Sergey Kovalev vs Anthony Yarde

Sergey Kovalev survives scare to retain WBO title against Anthony Yarde in a thrilling fight

Published On Sunday, August 25, 2019By Tim Rickson

Sergey Kovalev proves his worth as WBO champion with thrilling Anthony Yarde stoppage

Sergey Kovalev (34-3-1) survived an eighth-round scare to knock out Anthony Yarde (18-1) in the11th round to defend his WBO world light-heavyweight title in a thrilling fight.

Russia's Kovalev, 36, dominated early on in his home city of Chelyabinsk, with his vaster experience over the 18-0 novice, but came close to being beaten in the eighth stanza when he was subject to a relentless attack from 'The Beast from the East'.

Yarde looked to be on the brink of glory but the champion's experience and know-how somehow got him through.

Despite being fatigued himself Kovalev responded well and pounced on a tiring Yarde to land an 11th-round knockout.

In what was his first world-title shot, Yarde will look back on an eighth round in which his promoter Frank Warren said he was "seconds away" from a colossal shock.

As the bell sounded, Kovalev's promoter Egis Klimas could be seen puffing out his cheeks, seemingly relieved that hope of a lucrative bout with Saul 'Canelo' Alvarez next remained alive.

Reflecting on how close he came Yarde, 28, said: "I hurt him to the body, I thought I should go for it and my corner said so, so we went for it.

"I am not ashamed or embarrassed, I am ambitious and trying to motivate people to go for what you want.

"I have done myself justice, even coming out here - 99% of people would not have dared to do what I did.

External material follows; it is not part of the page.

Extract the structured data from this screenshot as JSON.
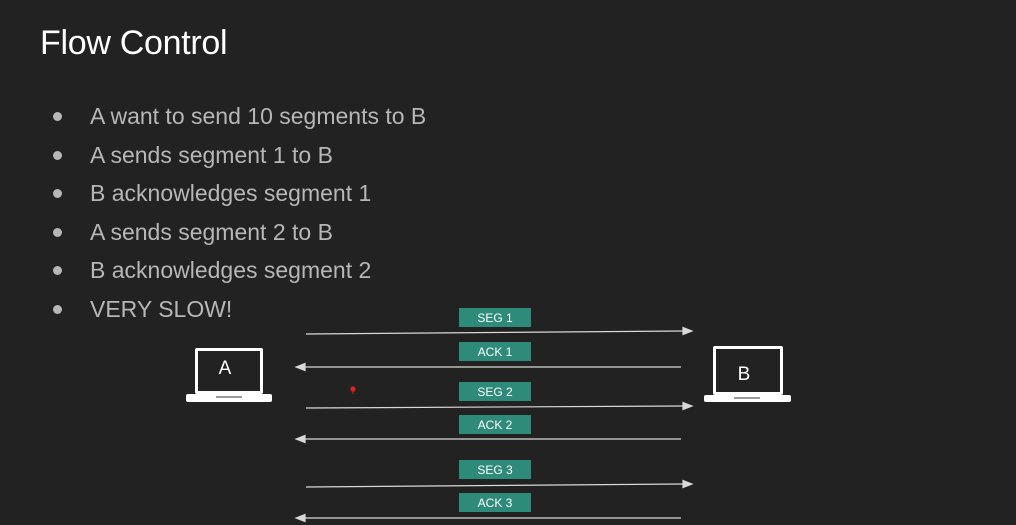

Experience played a big part, he paced himself better."

Kovalev - a three-time world champion at light-heavyweight - has contested global titles in his last 16 fights, a run dating back to his demolition of Wales' Nathan Cleverly in Cardiff in 2013.

Yarde in contrast entered the contest after just 12 amateur and 18 professional fights and the London fighter had never gone past seven rounds.

Many in boxing questioned how good he was based on the calibre of opposition he had faced, while his trainer Tunde Ajayi has faced criticism for stating he does not endorse sparring in preparation.

Yarde, though, undoubtedly answered questions, notably over whether he could absorb punishment against a top-class fighter.

Kovalev, cheered to the ring in his first fight in Russia since 2016, controlled the first half of the contest, his greater experience and a sharp jab to head and body proving the difference.

But in the eighth, with Kovalev appearing fatigued, Yarde landed heavily and chased his rival, who was backed to the ropes and on unsteady legs before the bell.

Kovalev's trainer Buddy McGirt told him he would end the fight if he took similar punishment again and his fighter responded brilliantly, hitting and moving in the ninth before appearing close to stopping Yarde in the 10th.

Yarde's efforts in the eighth round looked to have emptied his own tank and while he gallantly strode forward in the 11th, he walked on to a shot which ultimately extended Kovalev's record to 34 wins, three losses and a draw.

Afterwards Kovalev said Yarde will "100%" become a world champion but he too deserves huge credit for coming through a test which looks set to pave the way for a fight with Alvarez - the world's best-paid fighter - in November.